Creating better lives for and with people living with dementia, where people living with dementia can flourish, demands creativity, imagination, bravery, and social change.
Failing to acknowledge the challenges we face in doing this will lead to a failure in our attempts to do so. We need to challenge and disrupt assumptions, attitudes, norms and practices, creating cultures that are “fairer, more equal, more kind” (Stodd, 2016, p7), where everyone can flourish. This requires a more responsible type of leadership; “Social Leadership”; characterised by humility, curiosity, a willingness to learn, and to fight bravely for what is right (Stodd, 2016).
bold is a creative, innovative Social Leadership project, delivered by Queen Margaret and Edinburgh Universities, funded by the Life Changes Trust. It brings together people living with dementia in different ways on an equal footing. It provides opportunities for people to develop their social leadership skills and flourish as leaders in dementia and make communities places where people living with dementia can flourish too.

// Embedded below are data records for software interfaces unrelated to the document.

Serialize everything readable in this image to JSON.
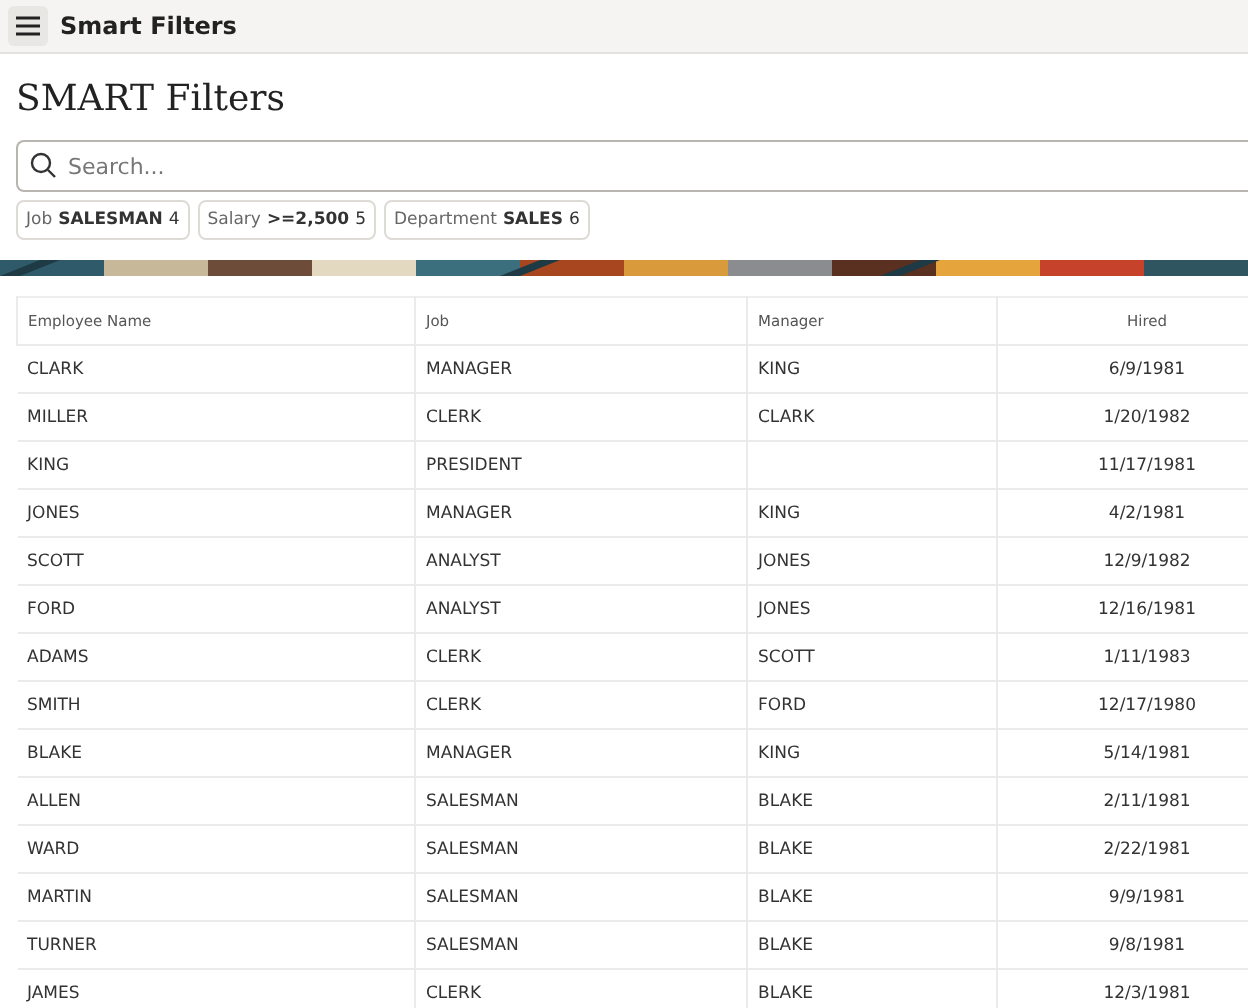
{
  "header": {
    "title": "Smart Filters"
  },
  "page_title": "SMART Filters",
  "search": {
    "placeholder": "Search..."
  },
  "filter_chips": [
    {
      "label": "Job",
      "value": "SALESMAN",
      "count": "4"
    },
    {
      "label": "Salary",
      "value": ">=2,500",
      "count": "5"
    },
    {
      "label": "Department",
      "value": "SALES",
      "count": "6"
    }
  ],
  "table": {
    "columns": [
      "Employee Name",
      "Job",
      "Manager",
      "Hired"
    ],
    "rows": [
      [
        "CLARK",
        "MANAGER",
        "KING",
        "6/9/1981"
      ],
      [
        "MILLER",
        "CLERK",
        "CLARK",
        "1/20/1982"
      ],
      [
        "KING",
        "PRESIDENT",
        "",
        "11/17/1981"
      ],
      [
        "JONES",
        "MANAGER",
        "KING",
        "4/2/1981"
      ],
      [
        "SCOTT",
        "ANALYST",
        "JONES",
        "12/9/1982"
      ],
      [
        "FORD",
        "ANALYST",
        "JONES",
        "12/16/1981"
      ],
      [
        "ADAMS",
        "CLERK",
        "SCOTT",
        "1/11/1983"
      ],
      [
        "SMITH",
        "CLERK",
        "FORD",
        "12/17/1980"
      ],
      [
        "BLAKE",
        "MANAGER",
        "KING",
        "5/14/1981"
      ],
      [
        "ALLEN",
        "SALESMAN",
        "BLAKE",
        "2/11/1981"
      ],
      [
        "WARD",
        "SALESMAN",
        "BLAKE",
        "2/22/1981"
      ],
      [
        "MARTIN",
        "SALESMAN",
        "BLAKE",
        "9/9/1981"
      ],
      [
        "TURNER",
        "SALESMAN",
        "BLAKE",
        "9/8/1981"
      ],
      [
        "JAMES",
        "CLERK",
        "BLAKE",
        "12/3/1981"
      ]
    ]
  }
}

This presentation focuses on the significant impact that bold has made in the development of social leaders in dementia and the impact they have made in their own communities since the project launched in 2019.
Having spent many years leading music workshops for people living with dementia, Dr Frankie Greenwood has a strong interest in how connections between people with and without the ability to use words to communicate develop in creative ways. Her PhD research explored the experience of making meaningful connections with people with advanced dementia, and has brought deep insight into how relationships between people with and without dementia can flourish throughout the dementia journey. As a bold Project Facilitator, Dr Greenwood is committed to the ongoing development of fully inclusive communities, and creating spaces where people living with dementia can flourish.
Professor Brendan McCormack's work has always focused on person-centred practice, gerontological nursing, and practice development. This research has resulted in successful long-term collaborations in Ireland, the UK, Norway, The Netherlands, Canada, Australia, Slovenia and South Africa. He is particularly interested in the use of arts and creativity in healthcare research and development.